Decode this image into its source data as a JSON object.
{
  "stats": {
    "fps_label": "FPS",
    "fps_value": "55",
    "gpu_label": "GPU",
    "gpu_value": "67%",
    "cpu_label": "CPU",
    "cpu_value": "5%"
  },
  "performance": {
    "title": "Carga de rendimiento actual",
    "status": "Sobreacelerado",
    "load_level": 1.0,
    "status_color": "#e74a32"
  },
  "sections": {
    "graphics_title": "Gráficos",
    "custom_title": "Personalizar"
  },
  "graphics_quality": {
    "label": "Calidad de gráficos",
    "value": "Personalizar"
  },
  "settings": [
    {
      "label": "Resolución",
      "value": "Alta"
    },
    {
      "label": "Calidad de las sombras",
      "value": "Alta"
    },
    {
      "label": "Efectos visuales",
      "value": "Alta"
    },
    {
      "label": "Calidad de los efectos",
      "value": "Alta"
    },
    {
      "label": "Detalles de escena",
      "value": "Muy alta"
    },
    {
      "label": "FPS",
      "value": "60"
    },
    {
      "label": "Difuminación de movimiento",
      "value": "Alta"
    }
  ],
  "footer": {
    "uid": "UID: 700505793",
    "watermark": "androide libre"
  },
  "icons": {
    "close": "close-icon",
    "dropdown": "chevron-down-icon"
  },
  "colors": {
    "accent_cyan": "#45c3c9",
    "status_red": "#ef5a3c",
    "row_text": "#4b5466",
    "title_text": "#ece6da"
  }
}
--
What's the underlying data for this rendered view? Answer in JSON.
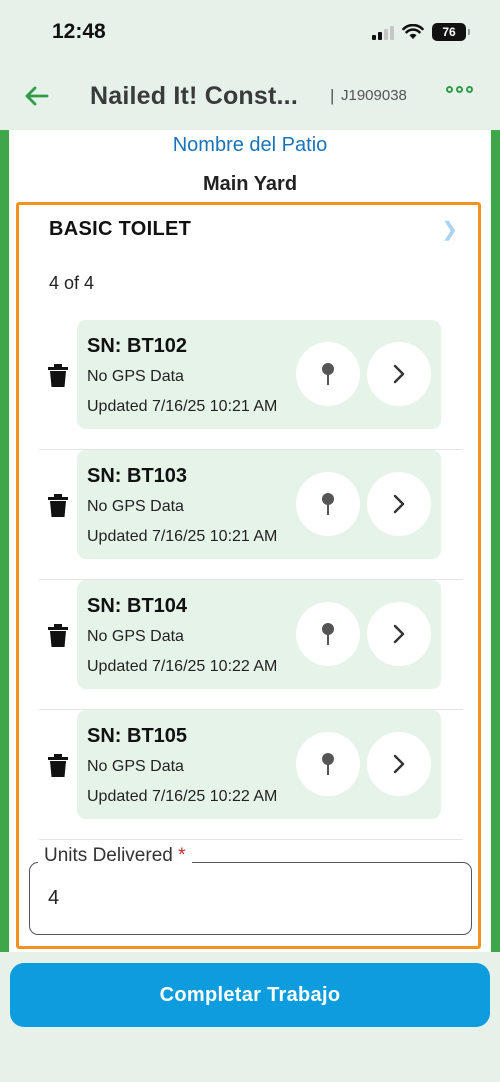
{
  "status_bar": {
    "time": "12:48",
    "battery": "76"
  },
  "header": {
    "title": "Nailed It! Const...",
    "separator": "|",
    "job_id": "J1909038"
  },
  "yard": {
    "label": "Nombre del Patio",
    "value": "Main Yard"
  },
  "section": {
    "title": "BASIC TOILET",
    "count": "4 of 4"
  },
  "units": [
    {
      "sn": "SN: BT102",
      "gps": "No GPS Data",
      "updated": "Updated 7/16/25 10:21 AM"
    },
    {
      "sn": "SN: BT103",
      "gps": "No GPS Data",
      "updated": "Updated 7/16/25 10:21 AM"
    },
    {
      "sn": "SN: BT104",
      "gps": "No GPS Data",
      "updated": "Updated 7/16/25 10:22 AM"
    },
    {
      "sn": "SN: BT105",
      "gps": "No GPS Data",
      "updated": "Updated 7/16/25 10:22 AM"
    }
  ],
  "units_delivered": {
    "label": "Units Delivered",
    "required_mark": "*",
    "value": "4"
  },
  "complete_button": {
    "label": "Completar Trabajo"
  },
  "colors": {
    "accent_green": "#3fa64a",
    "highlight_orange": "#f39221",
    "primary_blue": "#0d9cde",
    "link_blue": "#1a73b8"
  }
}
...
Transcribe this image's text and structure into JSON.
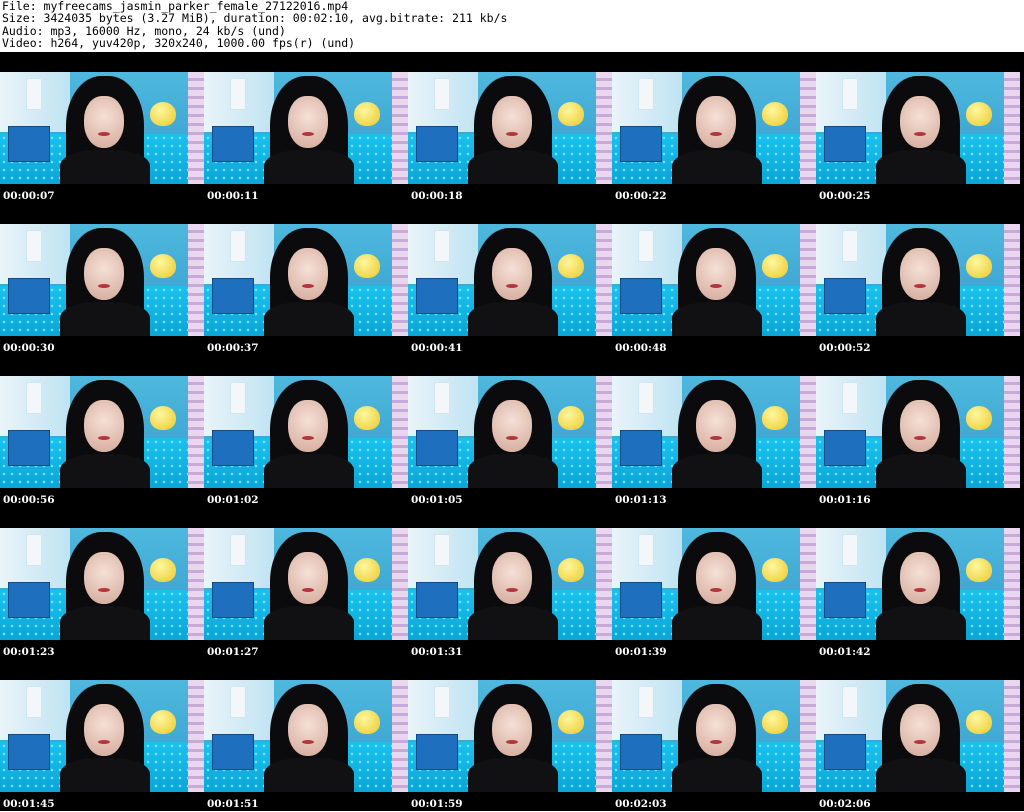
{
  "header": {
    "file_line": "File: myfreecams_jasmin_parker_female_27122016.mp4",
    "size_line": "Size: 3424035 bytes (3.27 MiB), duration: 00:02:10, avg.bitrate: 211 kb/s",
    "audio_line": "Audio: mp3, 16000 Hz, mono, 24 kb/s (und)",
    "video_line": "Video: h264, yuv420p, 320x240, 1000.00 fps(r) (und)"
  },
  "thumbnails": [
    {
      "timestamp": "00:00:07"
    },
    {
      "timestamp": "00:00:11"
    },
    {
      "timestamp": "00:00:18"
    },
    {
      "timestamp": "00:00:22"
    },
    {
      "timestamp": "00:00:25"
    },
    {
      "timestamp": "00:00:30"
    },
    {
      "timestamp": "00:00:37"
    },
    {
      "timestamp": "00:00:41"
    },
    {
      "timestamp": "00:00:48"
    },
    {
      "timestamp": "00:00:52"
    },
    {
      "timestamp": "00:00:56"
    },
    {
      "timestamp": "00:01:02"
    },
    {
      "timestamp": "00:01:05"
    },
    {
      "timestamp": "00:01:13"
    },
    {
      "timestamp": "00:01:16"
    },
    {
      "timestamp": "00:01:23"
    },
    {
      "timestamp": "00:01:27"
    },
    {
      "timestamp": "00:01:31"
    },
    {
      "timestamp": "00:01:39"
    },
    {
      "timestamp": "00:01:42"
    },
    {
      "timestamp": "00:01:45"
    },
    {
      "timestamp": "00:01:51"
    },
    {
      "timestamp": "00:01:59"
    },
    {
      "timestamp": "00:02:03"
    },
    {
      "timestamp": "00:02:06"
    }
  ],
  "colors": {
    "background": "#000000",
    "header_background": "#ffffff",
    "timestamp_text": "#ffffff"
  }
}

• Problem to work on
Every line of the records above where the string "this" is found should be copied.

• Exercise solution
Decode this image into its source data as a JSON object.
What's the underlying data for this rendered view? Answer in JSON.
Transcribe this image's text and structure into JSON.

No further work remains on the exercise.